Summary and implications
The Court of Appeal has ruled that rent is an administration expense, payable on a daily basis for the period during which premises are retained for the benefit of the administration (Pillar Denton Ltd v Jevis & Ors, 24 February 2014).
Under two previous decisions it had been the case that tenant companies could avoid a whole quarter’s rent being treated as an expense of the administration by being placed into administration just after a quarter day – see
Goldacre and Luminar.
These cases held that, as rent payable in advance is not subject to apportionment, any rent falling due before the administration could not be recovered as an administration expense. As a result, it had become common for a company to go into administration
on the day after a quarter day, to avoid liability to pay rent for that quarter. That tactical advantage has now been lost.
What does this mean for you?
When you are faced with a tenant that has gone into administration, it must pay for occupation of premises on a day to day basis – even where rent is payable in advance. The tactic of not paying a quarter’s rent and then placing the company into administration
the next day (or shortly after that) no longer works to absolve the administrators from liability for that quarter’s rent.
This can be a significant amount – in the Pillar Denton case, approximately £10m of rent fell due from one of the companies in the Game Group on the March 2012 quarter day. The company was put into administration on 26 March 2012, no rent having been paid
on the previous day.
The Court of Appeal decided:
- administrators must pay rent for any period during which they use property for the benefit of the administration (or winding up);
- the rent is payable as an expense of the administration (or winding up)
- the rent will accrue from day to day; and
- if the administrator stops using the premises before the next quarter day, the rent for the period of use will be apportioned accordingly.
The information and opinions contained in this article are not intended to be comprehensive, nor to provide legal advice.

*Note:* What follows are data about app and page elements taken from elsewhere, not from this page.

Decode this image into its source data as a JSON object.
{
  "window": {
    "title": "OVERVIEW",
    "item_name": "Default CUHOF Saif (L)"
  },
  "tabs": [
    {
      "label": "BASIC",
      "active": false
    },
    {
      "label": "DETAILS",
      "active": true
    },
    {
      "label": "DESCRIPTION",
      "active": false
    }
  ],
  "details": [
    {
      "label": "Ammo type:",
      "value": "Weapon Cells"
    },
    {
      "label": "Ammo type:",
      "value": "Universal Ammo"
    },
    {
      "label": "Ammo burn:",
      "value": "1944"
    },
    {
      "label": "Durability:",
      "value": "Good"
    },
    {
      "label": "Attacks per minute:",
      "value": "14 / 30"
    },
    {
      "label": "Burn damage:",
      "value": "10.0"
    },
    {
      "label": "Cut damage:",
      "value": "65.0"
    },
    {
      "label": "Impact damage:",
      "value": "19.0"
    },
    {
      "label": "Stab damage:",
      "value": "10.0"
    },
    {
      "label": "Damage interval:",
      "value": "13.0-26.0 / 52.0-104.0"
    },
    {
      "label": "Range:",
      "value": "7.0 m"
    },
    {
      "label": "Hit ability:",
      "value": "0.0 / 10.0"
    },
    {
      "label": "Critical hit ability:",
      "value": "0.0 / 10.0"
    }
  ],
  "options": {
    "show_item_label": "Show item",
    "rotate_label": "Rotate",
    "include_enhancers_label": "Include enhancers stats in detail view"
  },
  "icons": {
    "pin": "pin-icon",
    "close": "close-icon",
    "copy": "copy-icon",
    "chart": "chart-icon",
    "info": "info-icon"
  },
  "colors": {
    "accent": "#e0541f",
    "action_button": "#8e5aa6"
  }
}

No responsibility for its accuracy or correctness is assumed by Berg or any of its partners or employees. Professional legal advice

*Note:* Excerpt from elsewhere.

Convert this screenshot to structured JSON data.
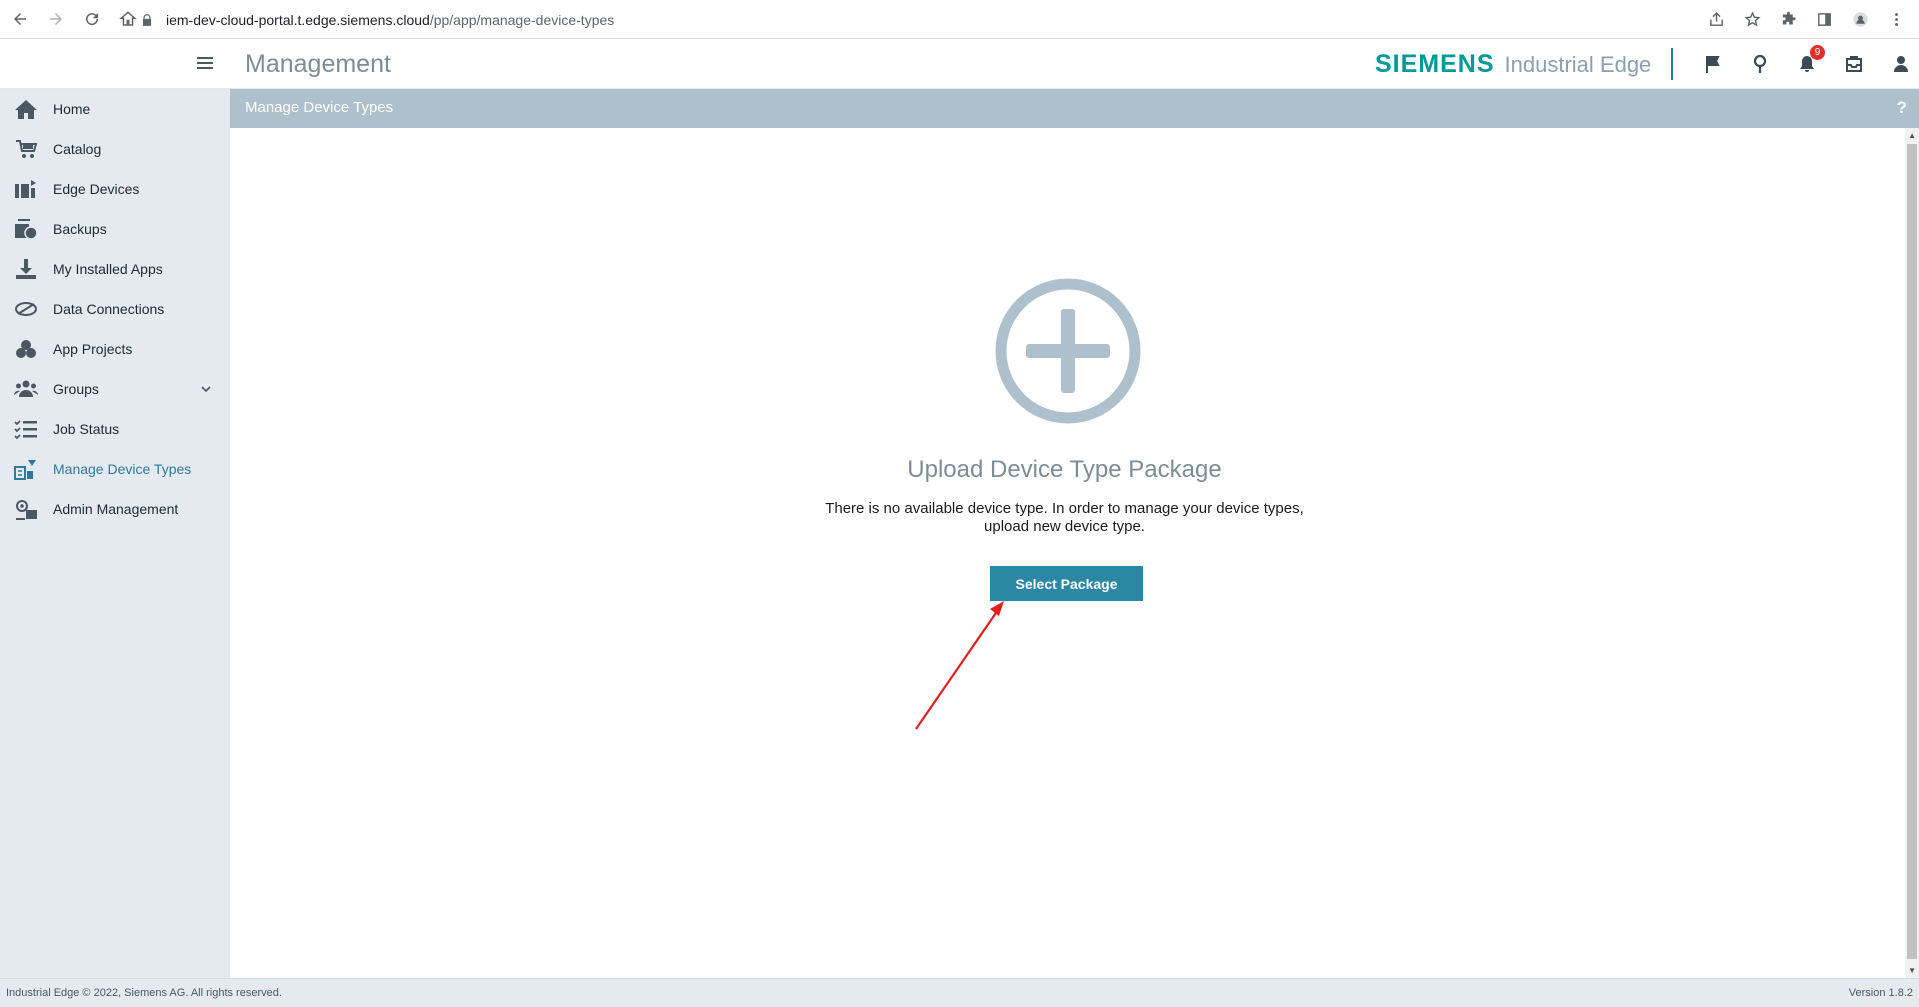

should be obtained before taking, or refraining from taking, any action as a result of this article.